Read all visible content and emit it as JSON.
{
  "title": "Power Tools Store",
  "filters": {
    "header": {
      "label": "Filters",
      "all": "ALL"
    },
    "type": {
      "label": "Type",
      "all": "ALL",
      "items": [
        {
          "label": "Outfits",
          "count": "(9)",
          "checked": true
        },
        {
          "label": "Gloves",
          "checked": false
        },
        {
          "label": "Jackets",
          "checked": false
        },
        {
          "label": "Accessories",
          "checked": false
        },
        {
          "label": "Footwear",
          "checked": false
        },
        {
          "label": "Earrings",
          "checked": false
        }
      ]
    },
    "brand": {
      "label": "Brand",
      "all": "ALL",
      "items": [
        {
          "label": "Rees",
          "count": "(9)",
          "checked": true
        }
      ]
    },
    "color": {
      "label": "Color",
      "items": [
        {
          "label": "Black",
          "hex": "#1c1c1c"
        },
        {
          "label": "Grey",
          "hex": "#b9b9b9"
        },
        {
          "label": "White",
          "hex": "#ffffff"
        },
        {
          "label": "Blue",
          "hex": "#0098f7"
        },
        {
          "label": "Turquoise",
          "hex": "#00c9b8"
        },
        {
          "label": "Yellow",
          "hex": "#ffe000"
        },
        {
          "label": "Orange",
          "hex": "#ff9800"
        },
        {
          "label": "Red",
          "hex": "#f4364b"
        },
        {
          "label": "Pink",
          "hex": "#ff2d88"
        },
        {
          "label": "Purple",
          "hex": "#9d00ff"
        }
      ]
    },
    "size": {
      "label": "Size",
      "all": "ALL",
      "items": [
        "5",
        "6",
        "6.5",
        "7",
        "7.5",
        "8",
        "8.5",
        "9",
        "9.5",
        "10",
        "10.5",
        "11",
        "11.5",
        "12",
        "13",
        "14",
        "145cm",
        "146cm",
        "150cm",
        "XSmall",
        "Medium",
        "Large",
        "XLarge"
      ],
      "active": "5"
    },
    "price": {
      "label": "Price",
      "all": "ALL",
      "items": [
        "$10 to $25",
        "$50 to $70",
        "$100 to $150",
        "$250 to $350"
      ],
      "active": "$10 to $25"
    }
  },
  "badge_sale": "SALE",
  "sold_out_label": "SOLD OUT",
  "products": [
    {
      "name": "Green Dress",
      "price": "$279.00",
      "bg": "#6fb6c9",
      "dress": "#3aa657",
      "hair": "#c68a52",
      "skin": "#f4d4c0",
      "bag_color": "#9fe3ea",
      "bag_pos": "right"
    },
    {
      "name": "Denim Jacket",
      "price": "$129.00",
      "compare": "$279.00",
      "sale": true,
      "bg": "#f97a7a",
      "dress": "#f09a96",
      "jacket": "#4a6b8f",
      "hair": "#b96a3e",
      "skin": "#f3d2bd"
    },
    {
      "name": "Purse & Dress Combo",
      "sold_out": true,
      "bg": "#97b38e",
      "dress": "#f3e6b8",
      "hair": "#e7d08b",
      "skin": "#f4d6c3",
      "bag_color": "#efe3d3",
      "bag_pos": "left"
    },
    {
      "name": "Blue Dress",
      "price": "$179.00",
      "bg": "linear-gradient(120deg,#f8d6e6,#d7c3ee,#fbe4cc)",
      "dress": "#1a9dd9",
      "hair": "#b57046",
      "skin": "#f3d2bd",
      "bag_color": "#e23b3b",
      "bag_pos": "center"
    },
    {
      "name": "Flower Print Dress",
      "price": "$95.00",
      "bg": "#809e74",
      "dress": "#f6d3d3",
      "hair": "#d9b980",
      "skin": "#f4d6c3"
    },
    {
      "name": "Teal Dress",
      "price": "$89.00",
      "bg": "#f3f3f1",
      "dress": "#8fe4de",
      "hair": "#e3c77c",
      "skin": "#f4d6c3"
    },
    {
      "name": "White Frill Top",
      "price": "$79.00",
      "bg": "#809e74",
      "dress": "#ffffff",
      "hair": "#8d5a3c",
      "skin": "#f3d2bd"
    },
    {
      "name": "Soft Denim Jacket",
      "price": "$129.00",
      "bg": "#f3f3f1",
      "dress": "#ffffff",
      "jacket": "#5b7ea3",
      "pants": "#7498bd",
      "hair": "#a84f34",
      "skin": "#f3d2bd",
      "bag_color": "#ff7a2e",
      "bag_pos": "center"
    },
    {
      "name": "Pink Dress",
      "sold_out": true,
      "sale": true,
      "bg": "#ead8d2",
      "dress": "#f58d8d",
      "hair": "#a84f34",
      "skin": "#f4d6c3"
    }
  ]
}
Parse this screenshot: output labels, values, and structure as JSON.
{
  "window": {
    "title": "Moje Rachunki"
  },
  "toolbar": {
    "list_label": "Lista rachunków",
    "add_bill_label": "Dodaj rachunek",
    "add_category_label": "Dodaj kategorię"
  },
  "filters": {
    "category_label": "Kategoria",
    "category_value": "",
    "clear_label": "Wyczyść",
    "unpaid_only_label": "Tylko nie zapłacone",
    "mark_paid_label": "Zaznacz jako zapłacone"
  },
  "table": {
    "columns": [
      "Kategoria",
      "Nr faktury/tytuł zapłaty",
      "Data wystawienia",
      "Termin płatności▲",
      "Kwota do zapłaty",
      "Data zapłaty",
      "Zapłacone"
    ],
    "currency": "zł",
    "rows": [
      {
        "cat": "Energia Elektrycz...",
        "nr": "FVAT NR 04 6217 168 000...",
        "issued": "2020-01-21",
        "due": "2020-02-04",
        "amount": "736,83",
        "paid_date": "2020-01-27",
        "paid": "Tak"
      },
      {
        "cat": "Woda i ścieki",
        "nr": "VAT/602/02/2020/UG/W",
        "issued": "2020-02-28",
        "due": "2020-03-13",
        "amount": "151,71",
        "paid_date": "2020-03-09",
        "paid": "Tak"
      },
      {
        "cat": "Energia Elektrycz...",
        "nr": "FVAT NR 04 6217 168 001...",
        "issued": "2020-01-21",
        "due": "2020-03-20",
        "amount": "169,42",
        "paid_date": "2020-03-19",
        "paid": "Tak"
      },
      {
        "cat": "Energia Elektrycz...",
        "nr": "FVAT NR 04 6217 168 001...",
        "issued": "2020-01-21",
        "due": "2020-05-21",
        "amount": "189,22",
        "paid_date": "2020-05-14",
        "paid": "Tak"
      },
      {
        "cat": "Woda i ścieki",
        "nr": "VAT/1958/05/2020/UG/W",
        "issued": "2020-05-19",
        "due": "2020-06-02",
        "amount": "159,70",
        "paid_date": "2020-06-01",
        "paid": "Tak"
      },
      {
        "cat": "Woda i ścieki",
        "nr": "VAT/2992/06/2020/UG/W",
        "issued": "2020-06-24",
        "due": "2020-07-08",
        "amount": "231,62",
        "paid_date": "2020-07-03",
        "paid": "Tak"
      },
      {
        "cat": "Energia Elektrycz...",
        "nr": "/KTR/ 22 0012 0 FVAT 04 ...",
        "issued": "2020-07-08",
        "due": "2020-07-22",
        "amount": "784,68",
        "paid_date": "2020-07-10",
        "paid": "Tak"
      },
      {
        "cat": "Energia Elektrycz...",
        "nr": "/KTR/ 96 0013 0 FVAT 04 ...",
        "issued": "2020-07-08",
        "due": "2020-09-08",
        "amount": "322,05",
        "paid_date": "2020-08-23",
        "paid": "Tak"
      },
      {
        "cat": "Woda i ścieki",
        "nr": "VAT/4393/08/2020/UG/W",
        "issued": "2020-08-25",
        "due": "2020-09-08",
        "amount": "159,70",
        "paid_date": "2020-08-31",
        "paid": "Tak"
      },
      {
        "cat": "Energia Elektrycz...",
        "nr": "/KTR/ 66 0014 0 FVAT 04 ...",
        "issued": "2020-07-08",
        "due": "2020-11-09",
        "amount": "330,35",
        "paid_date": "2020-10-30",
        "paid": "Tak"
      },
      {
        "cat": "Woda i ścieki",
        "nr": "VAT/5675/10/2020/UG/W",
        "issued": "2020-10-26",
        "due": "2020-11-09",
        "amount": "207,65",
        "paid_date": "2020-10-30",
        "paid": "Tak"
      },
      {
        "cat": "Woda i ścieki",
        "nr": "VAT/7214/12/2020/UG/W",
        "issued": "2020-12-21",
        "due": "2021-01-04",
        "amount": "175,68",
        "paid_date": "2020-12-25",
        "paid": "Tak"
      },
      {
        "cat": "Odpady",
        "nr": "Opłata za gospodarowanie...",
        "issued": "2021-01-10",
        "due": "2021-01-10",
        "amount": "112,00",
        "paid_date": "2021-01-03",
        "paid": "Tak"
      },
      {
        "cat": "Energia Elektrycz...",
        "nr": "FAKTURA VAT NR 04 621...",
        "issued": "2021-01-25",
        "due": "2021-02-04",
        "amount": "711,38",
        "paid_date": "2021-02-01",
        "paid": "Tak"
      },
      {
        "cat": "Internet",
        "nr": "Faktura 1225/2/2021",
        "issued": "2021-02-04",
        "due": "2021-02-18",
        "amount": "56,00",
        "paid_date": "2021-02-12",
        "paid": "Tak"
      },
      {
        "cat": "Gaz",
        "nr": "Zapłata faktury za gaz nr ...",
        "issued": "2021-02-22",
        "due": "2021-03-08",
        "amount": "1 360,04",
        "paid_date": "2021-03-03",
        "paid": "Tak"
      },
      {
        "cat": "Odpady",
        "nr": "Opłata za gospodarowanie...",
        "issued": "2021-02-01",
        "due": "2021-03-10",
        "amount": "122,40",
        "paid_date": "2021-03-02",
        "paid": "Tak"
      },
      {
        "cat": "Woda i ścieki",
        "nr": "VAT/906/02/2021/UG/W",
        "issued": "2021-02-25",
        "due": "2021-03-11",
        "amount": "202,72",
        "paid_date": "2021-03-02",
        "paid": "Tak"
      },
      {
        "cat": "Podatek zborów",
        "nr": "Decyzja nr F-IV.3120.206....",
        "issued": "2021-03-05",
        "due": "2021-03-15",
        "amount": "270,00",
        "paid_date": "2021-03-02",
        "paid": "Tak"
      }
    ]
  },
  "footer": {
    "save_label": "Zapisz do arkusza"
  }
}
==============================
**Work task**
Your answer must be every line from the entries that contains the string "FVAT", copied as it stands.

**Response**
        "nr": "FVAT NR 04 6217 168 000...",
        "nr": "FVAT NR 04 6217 168 001...",
        "nr": "FVAT NR 04 6217 168 001...",
        "nr": "/KTR/ 22 0012 0 FVAT 04 ...",
        "nr": "/KTR/ 96 0013 0 FVAT 04 ...",
        "nr": "/KTR/ 66 0014 0 FVAT 04 ...",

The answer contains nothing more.